One Of The Most Significant Discoveries Of The 20th Century Is That Communication Isn’t An Event; It Is A Process.
By Thomas J. Roach
From the time of Aristotle to the early days of mass media, we composed arguments that were meant to produce instant results: Give me liberty or give me death, and walk don’t run to your nearest store.
Then in the last 75 years, research in several fields began producing evidence that opinion formation is a process. In 1946 the rhetorical scholar Hebert Wichelns challenged his colleagues to look beyond the single-speech, single-rhetor model of communication.
In 1962 philosopher Jürgen Habermas redefined democracy as a social process where ideas are exchanged over a period of time not only through mass media and print, but face to face, and that they can be challenged and amended many times before consensus is reached. In 1969 psychiatrist Elisabeth Kübler-Ross postulated that we go through a series of steps when dealing with death and dying.
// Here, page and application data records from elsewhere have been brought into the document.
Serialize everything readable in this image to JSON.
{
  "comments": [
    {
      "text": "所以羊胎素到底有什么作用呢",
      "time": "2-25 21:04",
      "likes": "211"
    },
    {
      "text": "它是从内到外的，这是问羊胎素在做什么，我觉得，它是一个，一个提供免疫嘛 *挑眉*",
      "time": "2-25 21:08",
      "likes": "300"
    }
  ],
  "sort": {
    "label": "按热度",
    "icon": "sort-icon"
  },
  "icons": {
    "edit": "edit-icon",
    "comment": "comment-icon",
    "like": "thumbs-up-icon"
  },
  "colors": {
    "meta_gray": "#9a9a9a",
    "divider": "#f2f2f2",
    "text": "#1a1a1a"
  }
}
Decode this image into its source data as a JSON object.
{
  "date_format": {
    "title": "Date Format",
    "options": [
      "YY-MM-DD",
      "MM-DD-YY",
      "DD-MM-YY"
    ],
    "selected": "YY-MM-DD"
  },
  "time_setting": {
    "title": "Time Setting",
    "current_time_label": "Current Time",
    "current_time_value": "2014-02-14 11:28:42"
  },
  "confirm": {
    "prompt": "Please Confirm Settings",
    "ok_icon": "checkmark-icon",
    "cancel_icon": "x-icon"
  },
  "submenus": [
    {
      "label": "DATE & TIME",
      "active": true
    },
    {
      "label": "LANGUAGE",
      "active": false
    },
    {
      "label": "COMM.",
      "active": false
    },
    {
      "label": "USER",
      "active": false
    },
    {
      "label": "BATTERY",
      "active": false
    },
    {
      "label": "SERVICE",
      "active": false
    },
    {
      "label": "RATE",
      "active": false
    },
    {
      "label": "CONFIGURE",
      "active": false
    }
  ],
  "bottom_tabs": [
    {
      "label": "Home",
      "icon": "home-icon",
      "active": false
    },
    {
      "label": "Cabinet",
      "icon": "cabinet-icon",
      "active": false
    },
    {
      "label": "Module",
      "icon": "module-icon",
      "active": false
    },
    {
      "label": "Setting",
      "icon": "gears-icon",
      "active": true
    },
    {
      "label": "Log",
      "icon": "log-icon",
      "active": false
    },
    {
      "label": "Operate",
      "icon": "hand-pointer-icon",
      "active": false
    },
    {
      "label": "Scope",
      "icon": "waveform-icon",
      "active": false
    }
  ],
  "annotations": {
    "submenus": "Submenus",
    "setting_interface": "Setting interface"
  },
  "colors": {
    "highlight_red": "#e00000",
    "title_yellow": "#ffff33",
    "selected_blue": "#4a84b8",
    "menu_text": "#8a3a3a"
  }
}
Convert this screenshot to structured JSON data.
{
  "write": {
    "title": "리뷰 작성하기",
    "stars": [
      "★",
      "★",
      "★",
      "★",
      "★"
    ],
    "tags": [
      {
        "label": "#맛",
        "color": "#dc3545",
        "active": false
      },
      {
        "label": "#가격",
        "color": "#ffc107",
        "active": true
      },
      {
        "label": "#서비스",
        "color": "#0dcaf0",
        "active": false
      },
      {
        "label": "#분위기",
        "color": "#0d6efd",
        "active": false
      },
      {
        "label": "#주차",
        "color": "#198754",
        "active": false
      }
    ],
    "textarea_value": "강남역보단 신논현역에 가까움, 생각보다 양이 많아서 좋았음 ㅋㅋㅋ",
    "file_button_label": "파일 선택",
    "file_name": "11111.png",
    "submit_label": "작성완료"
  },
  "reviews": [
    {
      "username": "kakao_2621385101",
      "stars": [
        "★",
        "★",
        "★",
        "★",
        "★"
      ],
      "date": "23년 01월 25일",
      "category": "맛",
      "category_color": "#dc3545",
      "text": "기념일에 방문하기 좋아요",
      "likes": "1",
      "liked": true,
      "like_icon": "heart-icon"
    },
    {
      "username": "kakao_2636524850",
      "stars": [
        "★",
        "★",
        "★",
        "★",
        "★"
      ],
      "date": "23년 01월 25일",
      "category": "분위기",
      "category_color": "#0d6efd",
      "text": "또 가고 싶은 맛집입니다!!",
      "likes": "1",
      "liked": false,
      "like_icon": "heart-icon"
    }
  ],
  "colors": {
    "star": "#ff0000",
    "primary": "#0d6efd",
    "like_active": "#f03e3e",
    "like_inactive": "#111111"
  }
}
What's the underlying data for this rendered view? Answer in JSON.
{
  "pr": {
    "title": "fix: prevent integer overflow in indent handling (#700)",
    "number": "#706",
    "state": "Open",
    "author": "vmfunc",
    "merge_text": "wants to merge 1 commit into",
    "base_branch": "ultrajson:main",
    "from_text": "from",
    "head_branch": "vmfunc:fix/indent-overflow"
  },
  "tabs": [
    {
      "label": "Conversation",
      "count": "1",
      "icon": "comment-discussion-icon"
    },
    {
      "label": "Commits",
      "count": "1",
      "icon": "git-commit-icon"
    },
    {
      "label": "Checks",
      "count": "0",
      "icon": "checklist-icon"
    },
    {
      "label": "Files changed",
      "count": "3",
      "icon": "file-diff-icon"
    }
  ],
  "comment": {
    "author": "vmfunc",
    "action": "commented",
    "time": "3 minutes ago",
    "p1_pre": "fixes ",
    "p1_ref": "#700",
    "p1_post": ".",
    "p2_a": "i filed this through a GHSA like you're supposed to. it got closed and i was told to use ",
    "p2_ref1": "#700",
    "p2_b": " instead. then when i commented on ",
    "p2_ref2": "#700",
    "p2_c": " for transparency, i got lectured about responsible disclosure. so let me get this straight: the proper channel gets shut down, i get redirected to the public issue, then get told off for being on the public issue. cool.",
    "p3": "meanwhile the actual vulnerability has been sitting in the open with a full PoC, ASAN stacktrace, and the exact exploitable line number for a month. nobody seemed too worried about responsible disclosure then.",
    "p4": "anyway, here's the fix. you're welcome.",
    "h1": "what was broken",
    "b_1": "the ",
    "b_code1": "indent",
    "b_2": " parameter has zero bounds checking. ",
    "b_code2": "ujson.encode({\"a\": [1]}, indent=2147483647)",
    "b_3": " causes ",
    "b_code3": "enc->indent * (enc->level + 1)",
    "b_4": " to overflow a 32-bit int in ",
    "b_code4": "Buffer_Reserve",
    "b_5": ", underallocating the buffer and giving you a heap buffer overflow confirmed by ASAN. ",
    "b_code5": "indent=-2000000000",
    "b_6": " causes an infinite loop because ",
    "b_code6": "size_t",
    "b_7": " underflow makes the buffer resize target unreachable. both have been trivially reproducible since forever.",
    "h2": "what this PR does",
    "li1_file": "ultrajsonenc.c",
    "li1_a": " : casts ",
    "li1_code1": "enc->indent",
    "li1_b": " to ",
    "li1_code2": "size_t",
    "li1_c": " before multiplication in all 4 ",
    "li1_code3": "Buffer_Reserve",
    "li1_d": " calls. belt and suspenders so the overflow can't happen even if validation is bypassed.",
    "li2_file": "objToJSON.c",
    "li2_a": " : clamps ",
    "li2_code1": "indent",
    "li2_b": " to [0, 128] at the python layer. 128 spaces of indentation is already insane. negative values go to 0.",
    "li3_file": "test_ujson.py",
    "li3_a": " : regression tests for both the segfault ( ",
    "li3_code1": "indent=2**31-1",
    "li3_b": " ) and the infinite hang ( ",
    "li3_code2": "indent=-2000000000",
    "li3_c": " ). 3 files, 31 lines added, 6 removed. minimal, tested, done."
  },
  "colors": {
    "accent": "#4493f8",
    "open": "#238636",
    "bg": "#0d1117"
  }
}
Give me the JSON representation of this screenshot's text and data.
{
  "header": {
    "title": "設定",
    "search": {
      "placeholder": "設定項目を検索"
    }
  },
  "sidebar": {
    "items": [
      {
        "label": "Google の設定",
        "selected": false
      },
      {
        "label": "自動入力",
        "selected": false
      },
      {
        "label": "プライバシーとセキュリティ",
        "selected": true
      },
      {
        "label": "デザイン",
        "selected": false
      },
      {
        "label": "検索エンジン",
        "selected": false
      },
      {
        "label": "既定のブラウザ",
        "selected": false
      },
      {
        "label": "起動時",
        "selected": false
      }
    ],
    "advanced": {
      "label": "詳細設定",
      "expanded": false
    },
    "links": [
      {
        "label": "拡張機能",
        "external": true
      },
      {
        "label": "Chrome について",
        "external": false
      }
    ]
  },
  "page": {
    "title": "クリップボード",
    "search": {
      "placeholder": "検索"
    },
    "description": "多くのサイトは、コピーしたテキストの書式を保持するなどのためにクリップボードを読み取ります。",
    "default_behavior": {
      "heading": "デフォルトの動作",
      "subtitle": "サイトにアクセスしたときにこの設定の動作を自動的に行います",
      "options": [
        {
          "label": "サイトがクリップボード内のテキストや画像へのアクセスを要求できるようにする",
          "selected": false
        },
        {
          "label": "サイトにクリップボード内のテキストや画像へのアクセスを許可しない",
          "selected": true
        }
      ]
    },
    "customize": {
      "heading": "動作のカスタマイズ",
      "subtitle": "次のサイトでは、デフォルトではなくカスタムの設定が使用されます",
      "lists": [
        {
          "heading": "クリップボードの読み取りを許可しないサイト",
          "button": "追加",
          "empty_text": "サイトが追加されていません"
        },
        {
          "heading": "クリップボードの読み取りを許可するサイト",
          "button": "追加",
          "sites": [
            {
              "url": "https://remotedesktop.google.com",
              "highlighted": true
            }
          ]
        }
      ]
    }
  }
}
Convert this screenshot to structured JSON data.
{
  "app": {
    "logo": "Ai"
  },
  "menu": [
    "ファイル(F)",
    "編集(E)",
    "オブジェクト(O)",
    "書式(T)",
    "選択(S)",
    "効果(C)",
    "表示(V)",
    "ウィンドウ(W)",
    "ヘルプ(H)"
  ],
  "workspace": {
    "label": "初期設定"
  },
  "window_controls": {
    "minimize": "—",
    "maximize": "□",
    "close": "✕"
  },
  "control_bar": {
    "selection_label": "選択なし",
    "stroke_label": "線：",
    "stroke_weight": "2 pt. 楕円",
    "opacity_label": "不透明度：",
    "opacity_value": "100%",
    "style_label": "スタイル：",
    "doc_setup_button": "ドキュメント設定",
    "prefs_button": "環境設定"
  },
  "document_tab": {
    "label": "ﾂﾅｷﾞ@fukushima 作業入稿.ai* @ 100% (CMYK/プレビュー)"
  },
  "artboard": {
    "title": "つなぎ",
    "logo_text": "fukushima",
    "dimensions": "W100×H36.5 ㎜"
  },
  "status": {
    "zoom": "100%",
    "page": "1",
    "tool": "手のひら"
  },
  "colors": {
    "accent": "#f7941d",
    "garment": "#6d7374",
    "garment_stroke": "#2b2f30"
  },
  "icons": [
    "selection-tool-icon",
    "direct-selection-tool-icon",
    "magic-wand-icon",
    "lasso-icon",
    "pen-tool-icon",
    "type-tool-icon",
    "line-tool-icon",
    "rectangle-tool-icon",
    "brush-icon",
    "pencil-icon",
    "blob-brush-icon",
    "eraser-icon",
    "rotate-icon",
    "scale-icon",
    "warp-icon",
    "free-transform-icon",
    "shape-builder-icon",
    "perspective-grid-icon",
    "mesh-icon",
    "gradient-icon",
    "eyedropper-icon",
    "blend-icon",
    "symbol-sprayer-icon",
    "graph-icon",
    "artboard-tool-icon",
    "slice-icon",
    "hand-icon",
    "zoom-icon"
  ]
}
And in 1974 political scientist Elisabeth Noelle-Neumann introduced research that showed how the interaction of group members determines what becomes the dominant opinion.
The discoveries of process communication in these fields aren’t exceptions to the rule; they are the rule. All communication is process. Even a simple fire alarm is part of a process that involves creating an awareness of the danger of fire, teaching procedures for alerting others, and developing safe habits to govern how we react to the alarm. The difference between single-speech, single-rhetor communication and process communication is the difference between the fire alarm and the fire drill.
Hiring is a good example of process communication. A job description is prepared to establish qualifications. An advertising message is written to reflect the job description and project the organization in a positive light.
Resumes are screened for qualifications. Candidates are interviewed. An offer is made. Salary is negotiated. The new employee goes through orientation and training. This is followed by regular evaluations and eventually even an exit interview, which leads to a rewording of the job description.
Community relations is also best handled as a process. We encourage employees to become involved in community organizations. We assist with local fundraising projects. We meet monthly with advisory boards. We send press releases to the local publications. We assemble and promote a slate of employee speakers and make them available to schools and clubs. And when new developments are being considered, we talk to advisory boards, host meetings and negotiate with neighbors, and finally, apply for zoning variances and permits with the support and confidence of the community.
Compare these examples to non-process communication. Somebody has a brother who needs a job. A phone call, a handshake, a W2 form, and you are done. The neighbors don’t want you to expand the quarry, go to the city council and call them whiners standing in the way of progress and threaten to leave town. Things were simpler in the old days, but they weren’t very effective.
My wife and I bought an abandoned mansion in Joliet, Ill., in 1979. Over the last 35 years we founded the local historical society, sat on preservation boards, served on fundraising campaigns, were interviewed for newspaper stories, gave talks, and hosted tours. A few years ago we acquired 500 ft. of wrought iron fence from the old Cook County jail.
It was 8 ft. tall, and we needed a zoning variance to install it. The night of the zoning commission meeting we were prepared to make arguments about the scale of the house and the historic significance of the fence, and to promise that it would make the neighborhood look better not worse.
When our issue came up on the agenda, the head of the commission introduced us to the board and the spectators. Before we could speak, he spent 10 minutes telling everyone about all the work we did to revive an important structure that would otherwise have been torn down. When he was done we received enthusiastic applause. Then he asked if we wanted to say anything. “No, I guess not,” I said. “Thank you.” He then called for a vote, and our variance passed unanimously.
We were elated and a little dumbfounded when we left. On the way home, I realized we didn’t get to make our argument because it had already been made. We made it by giving tours, speaking at meetings, and appearing in the newspaper as the project dragged on for over 30 years.
Public affairs, internal communication, politics, family relationships, all communication is process. Professional communication is not about crafting and delivering messages anymore; it is about facilitating and feeding the process.